A few months ago, something terrible happened. It was bound to happen. Looking back, I can tell that it occurred only because of my complacency. I was sitting on my bed in the safety of my home with a laptop, reading other blogs and anointing them with my expert comments, when I realized that my overgrown nails were causing some impediment while typing.
People think that mishaps occur only when they venture out of their homes. This is not true. To get in the way of harm, you don’t have to go to Iraq, Afghanistan, or Syria, or play in traffic, or swim in shark-infested water. Calamity could strike you even inside your home. In fact, toilet injuries are far more common than shark attacks. According to a report, last year, 75 people had suffered from shark bites all over the world, against 40,000 toilet related injuries. People even drown in bathtubs and buckets.
So, I was sitting on my bed with a laptop, reading and commenting on blogs, and as always being home alone, my subconscious was filled with anxiety and a vague fear of some unknown catastrophe, like alien attack, or the earth straying away from its orbit and getting lost in the space, not to talk about the fear of smaller hazards, like fire, earthquake, flood, or armed robbery. Many times, I come across stories of home invasion by bears, snakes, cockroaches, or mosquitoes, and they also stay in the back of my mind.
I was fortunate that there weren’t any thunderstorm, tornado or tsunami warning that day.
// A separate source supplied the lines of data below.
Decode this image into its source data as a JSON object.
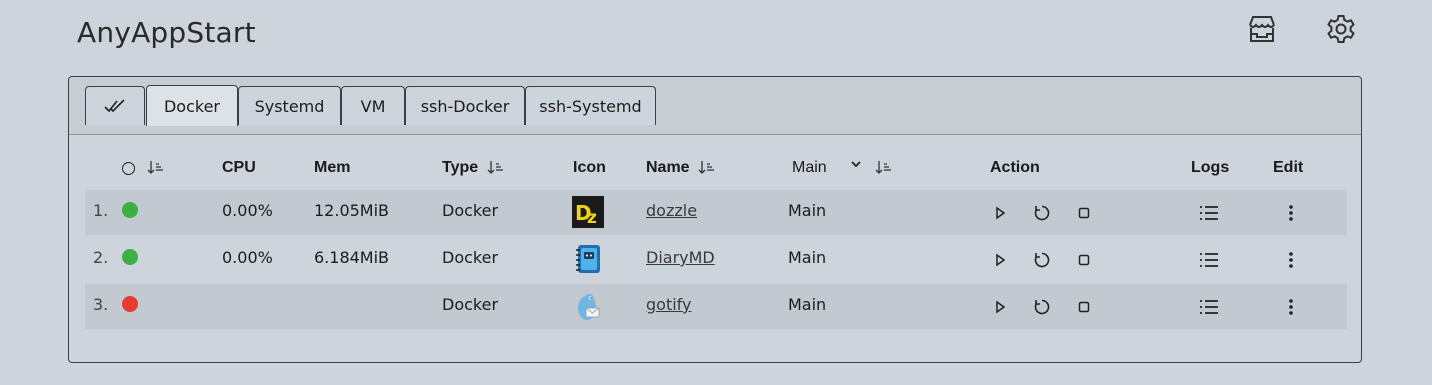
{
  "app": {
    "title": "AnyAppStart"
  },
  "header_icons": [
    "app-store-icon",
    "gear-icon"
  ],
  "tabs": [
    {
      "label": "",
      "icon": "double-check-icon"
    },
    {
      "label": "Docker",
      "active": true
    },
    {
      "label": "Systemd"
    },
    {
      "label": "VM"
    },
    {
      "label": "ssh-Docker"
    },
    {
      "label": "ssh-Systemd"
    }
  ],
  "columns": {
    "cpu": "CPU",
    "mem": "Mem",
    "type": "Type",
    "icon": "Icon",
    "name": "Name",
    "group_select": "Main",
    "action": "Action",
    "logs": "Logs",
    "edit": "Edit"
  },
  "rows": [
    {
      "index": "1.",
      "status": "running",
      "status_color": "#3cb043",
      "cpu": "0.00%",
      "mem": "12.05MiB",
      "type": "Docker",
      "icon": "dozzle-logo",
      "name": "dozzle",
      "group": "Main"
    },
    {
      "index": "2.",
      "status": "running",
      "status_color": "#3cb043",
      "cpu": "0.00%",
      "mem": "6.184MiB",
      "type": "Docker",
      "icon": "diarymd-notebook-logo",
      "name": "DiaryMD",
      "group": "Main"
    },
    {
      "index": "3.",
      "status": "stopped",
      "status_color": "#e53b30",
      "cpu": "",
      "mem": "",
      "type": "Docker",
      "icon": "gotify-bird-logo",
      "name": "gotify",
      "group": "Main"
    }
  ],
  "colors": {
    "background": "#ced4db",
    "row_alt": "#c2c9d0",
    "running": "#3cb043",
    "stopped": "#e53b30"
  }
}
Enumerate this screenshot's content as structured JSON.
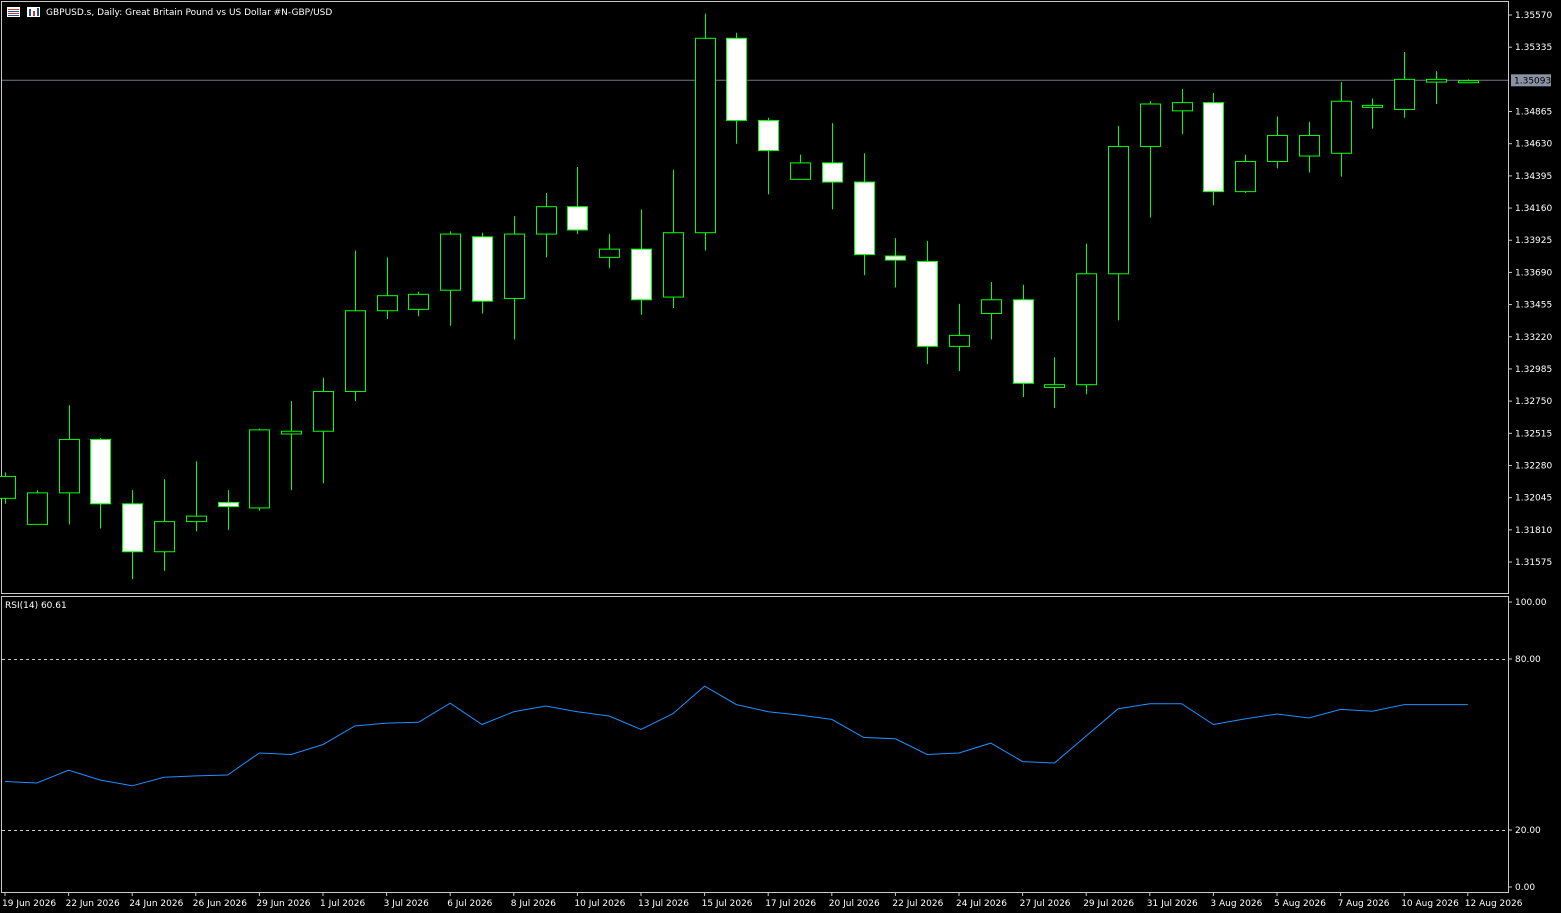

But accidents usually occur without warnings. The weatherman will never tell you that an airplane is going to crash over your home.
And that day, my biggest fear came true. As I mentioned earlier, I was sitting on my bed with a laptop, reading and commenting on blogs when I realized it was time to clip my nails.
Now, reading other blogs and online magazines is what I do when I suffer from anxieties in general. I have realized that reading literary magazines
is a sheer waste of time. First, the writers there only try to show off their highbrowism. Second, whatever pleasure you get while reading a magnificent article or a story turns sour when you realize how subpar your own writing abilities are compared to them. I don’t know about you, but I get depressed. On the contrary, reading blogs written by normal people like your own self, gives you immense gratification. If a post is well-written, it is a boon, and if it is shoddy, incoherent, top-of-the-head garbage, it is a mega boon, as it makes you feel even better and boosts your self esteem.
Thus, I was trying to boost my self esteem, when I realized I needed to clip my fingernails. I pulled out a magazine, which happened to be the latest issue of Time Magazine, to collect the clipped nails and started to shape my nails. I had planned to clip only fingernails because toenails are better done after a shower. Which reminds me that a few years ago, I had fractured my pinky toe by smashing it against a leg of a coffee table. I will write about it next time because this post has already crossed its word limit and I haven’t told you about the accident yet.
So I started to clip my nails and collect them on the magazine. At such times, I usually pity the person featured on the cover. I really felt bad putting my nail clips on an eminent person’s face. I wonder what other abuses such pictures suffer all around the world.
I had successfully shaped three of the nails on my left hand, and was working on the fourth one, when a big clipping unpredictably flew away in unknown direction. I tried to find it around me, but all in vain. I was horrified. Not that I hadn’t lost nail clippings in the past, but on each occasion I had been able to find them. With extreme caution, I clipped the others nails, before I began my full-fledged search operation. I switched on all the lights, drew the window curtains aside, and then looked below the pillows and cushions and explored every fold of the blanket, comforter, and bed sheet. I even prayed for some miracle to happen, and kept on counting the clippings again and again. They still remained only nine. The fourth one disappeared like Osama bin-Laden had vanished before he was killed in Abbottabad. The nail clipping worried me immensely. It could have been hiding somewhere, looking for an opportunity to attack.
One day I dreamt that the truant clipping had entered my body and had started growing and multiplying.
These days, whenever I have a pain or an ache--dull or sharp--anywhere in my body, I suspect the clipping and its clones. I had consulted many physicians as well as specialists. They have made me go through all sorts of tests--from x-ray to ultrasound to MRI to CT scan and many more, but none of these tests could locate the culprit. Now my doctor has prescribed an antidepressant, which she believes might dissolve the clipping or clippings even if they were in my head.
I shared this personal story only to warn you that disasters lurk inside our homes too. Therefore, be careful all the time, be very careful.